Bleeding risks for adults in their 60s and up who haven’t had a heart attack or stroke outweigh any potential benefits from aspirin, the U.S. Preventive Services Task Force said in its draft guidance.
For the first time, the panel said there may be a small benefit for adults in their 40s who have no bleeding risks. For those in their 50s, the panel softened advice and said evidence of benefit is less clear.
The recommendations are meant for people with high blood pressure, high cholesterol, obesity or other conditions that increase their chances for a heart attack or stroke. Regardless of age, adults should talk with their doctors about stopping or starting aspirin to make sure it’s the right choice for them, said task force member Dr. John Wong, a primary-care expert at Tufts Medical Center.

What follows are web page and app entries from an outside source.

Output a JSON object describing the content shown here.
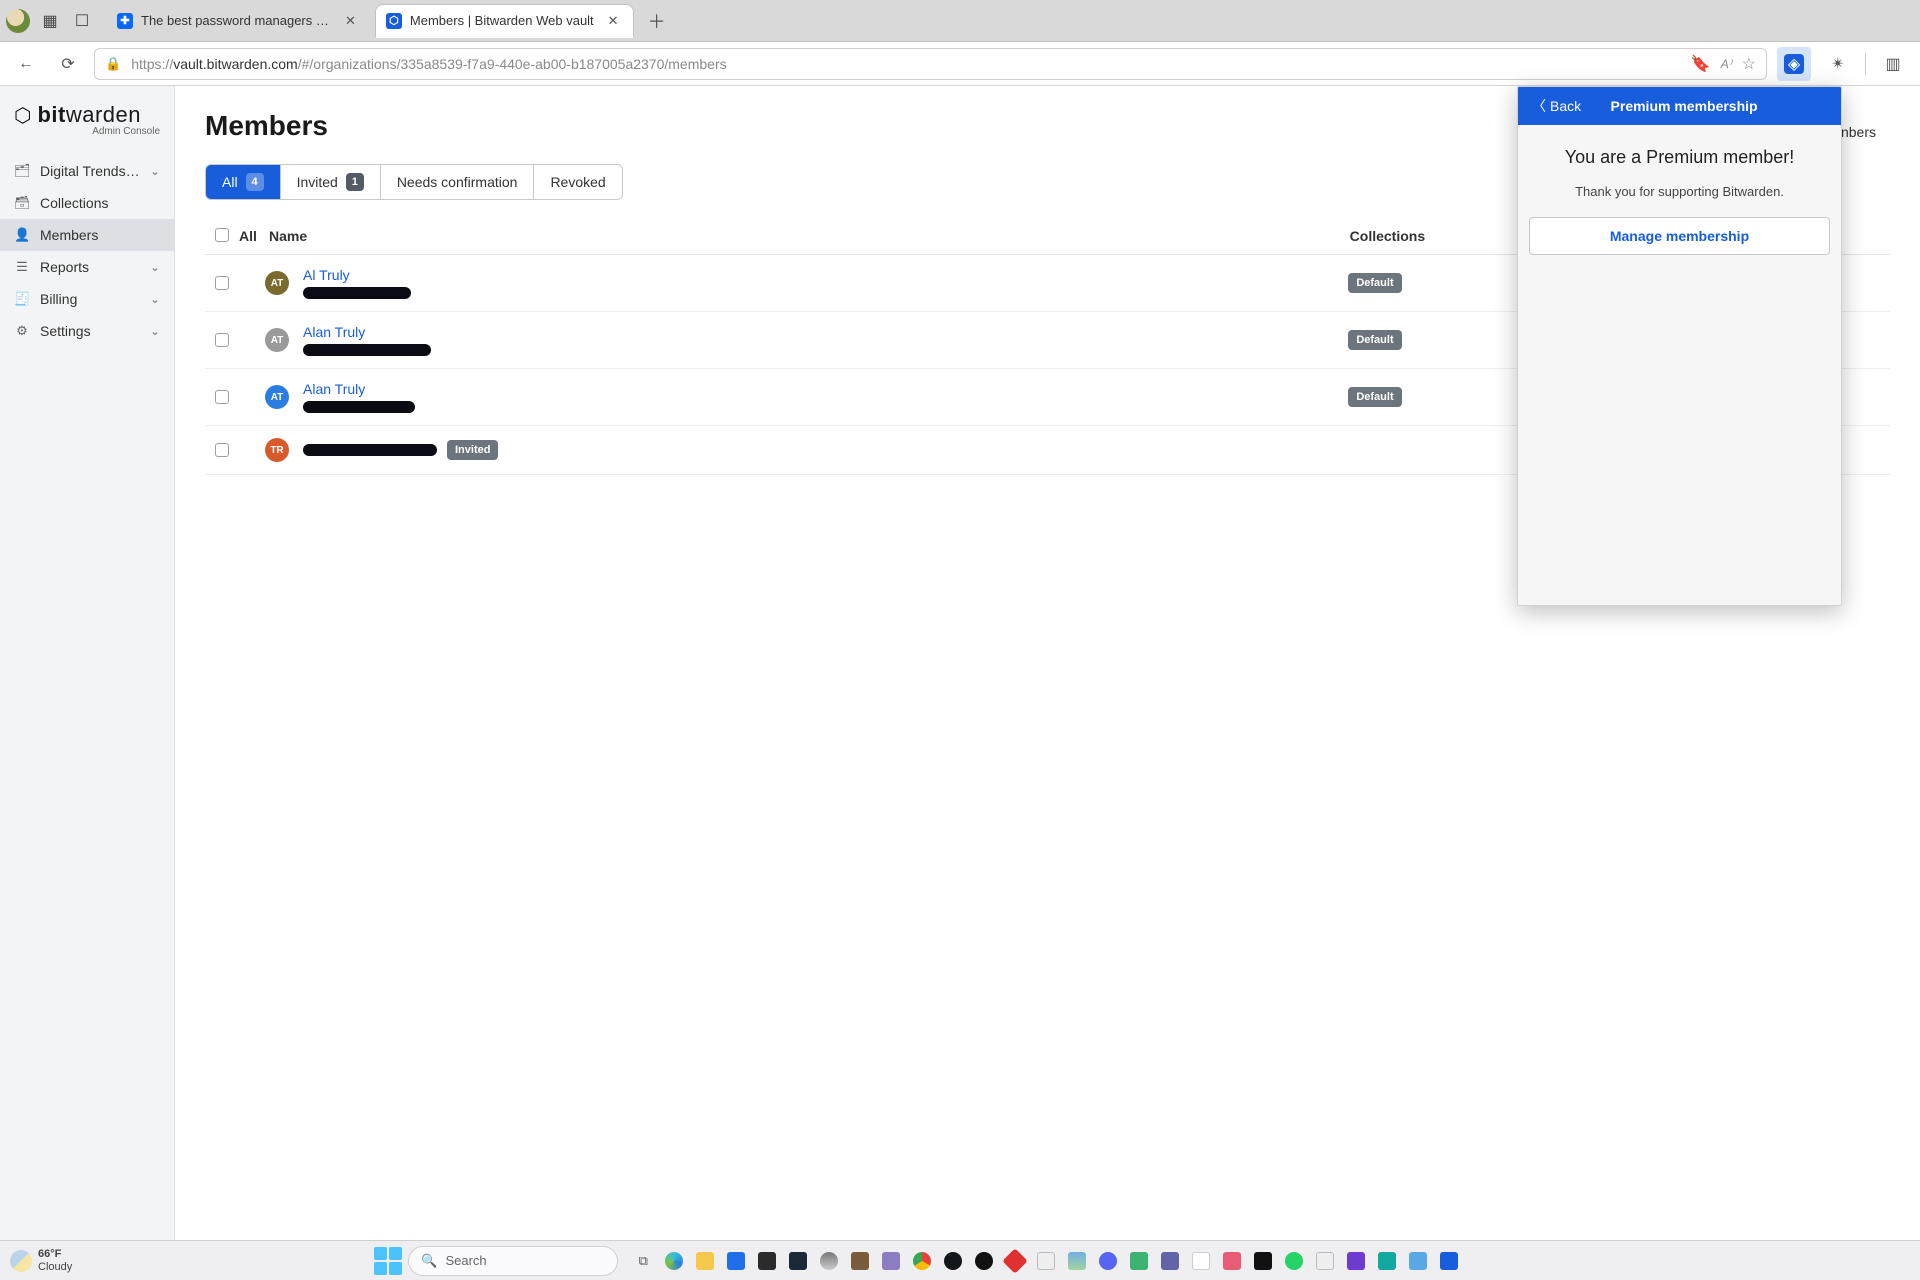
{
  "browser": {
    "tabs": [
      {
        "title": "The best password managers for",
        "active": false,
        "favicon": "dt"
      },
      {
        "title": "Members | Bitwarden Web vault",
        "active": true,
        "favicon": "bw"
      }
    ],
    "url_display_prefix": "https://",
    "url_host": "vault.bitwarden.com",
    "url_path": "/#/organizations/335a8539-f7a9-440e-ab00-b187005a2370/members"
  },
  "brand": {
    "bold": "bit",
    "rest": "warden",
    "sub": "Admin Console"
  },
  "nav": {
    "items": [
      {
        "label": "Digital Trends revi...",
        "icon": "📰",
        "chev": true,
        "active": false
      },
      {
        "label": "Collections",
        "icon": "📁",
        "chev": false,
        "active": false
      },
      {
        "label": "Members",
        "icon": "👤",
        "chev": false,
        "active": true
      },
      {
        "label": "Reports",
        "icon": "📊",
        "chev": true,
        "active": false
      },
      {
        "label": "Billing",
        "icon": "💳",
        "chev": true,
        "active": false
      },
      {
        "label": "Settings",
        "icon": "⚙",
        "chev": true,
        "active": false
      }
    ]
  },
  "page": {
    "title": "Members"
  },
  "filter_tabs": {
    "all": {
      "label": "All",
      "count": "4"
    },
    "invited": {
      "label": "Invited",
      "count": "1"
    },
    "needs": {
      "label": "Needs confirmation"
    },
    "revoked": {
      "label": "Revoked"
    }
  },
  "table": {
    "head_all": "All",
    "head_name": "Name",
    "head_collections": "Collections",
    "collections_peek": "nbers",
    "rows": [
      {
        "avatar_text": "AT",
        "avatar_bg": "#7a6a2e",
        "name": "Al Truly",
        "redact_w": 108,
        "coll_badge": "Default",
        "invited": false
      },
      {
        "avatar_text": "AT",
        "avatar_bg": "#9a9a9a",
        "name": "Alan Truly",
        "redact_w": 128,
        "coll_badge": "Default",
        "invited": false
      },
      {
        "avatar_text": "AT",
        "avatar_bg": "#2a7de1",
        "name": "Alan Truly",
        "redact_w": 112,
        "coll_badge": "Default",
        "invited": false
      },
      {
        "avatar_text": "TR",
        "avatar_bg": "#d85a2b",
        "name": "",
        "redact_w": 134,
        "coll_badge": "",
        "invited": true,
        "invited_label": "Invited"
      }
    ]
  },
  "ext_panel": {
    "back": "Back",
    "title": "Premium membership",
    "heading": "You are a Premium member!",
    "thanks": "Thank you for supporting Bitwarden.",
    "manage": "Manage membership"
  },
  "taskbar": {
    "temp": "66°F",
    "cond": "Cloudy",
    "search_placeholder": "Search"
  }
}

“Aspirin use can cause serious harms, and risk increases with age,” he said.
If finalized, the advice for older adults would backtrack on recommendations the panel issued in 2016 for helping prevent a first heart attack and stroke, but it would be in line with more recent guidelines from other medical groups.
My subsequent physicians are much less aggressive in prescribing preventative measures, showing the lack of consensus on some of these items. I do take regular checkups to make sure that vitals signs are stable and one measure that I do regularly are colonoscopies because the benefits of that seem to be very well established. Also, the benefits of a balanced diet and reasonable amounts of exercise and practicing moderation and avoiding excess in any area are also good things to do. They have no side effects or downsides, always a plus for me. And of course, I take all the recommended vaccinations, such as the ones for covid-19, shingles, and flu because not only is there a solid consensus on the benefits, those are all highly contagious diseases so my taking them is also an act of civic responsibility because it helps control their prevalence in the general community as well and reduces the risk to other people.
In the days of the internet one gets bombarded with all manner of unsolicited medical advice and treatments in the form of the little boxes on the web pages, some promising miracle cures, others with warnings that some everyday food can kill you. If one is easily alarmed, those pages can lead you down avenues towards all manner of quack treatments. Doctors complain of patients coming to them and demanding that they prescribe treatments that they have read about on the internet, even though those have little evidence behind them.
The best course of action is always the one taken in consultation with your physician so that you can arrive at a treatment that is based on sound science that you are both comfortable with.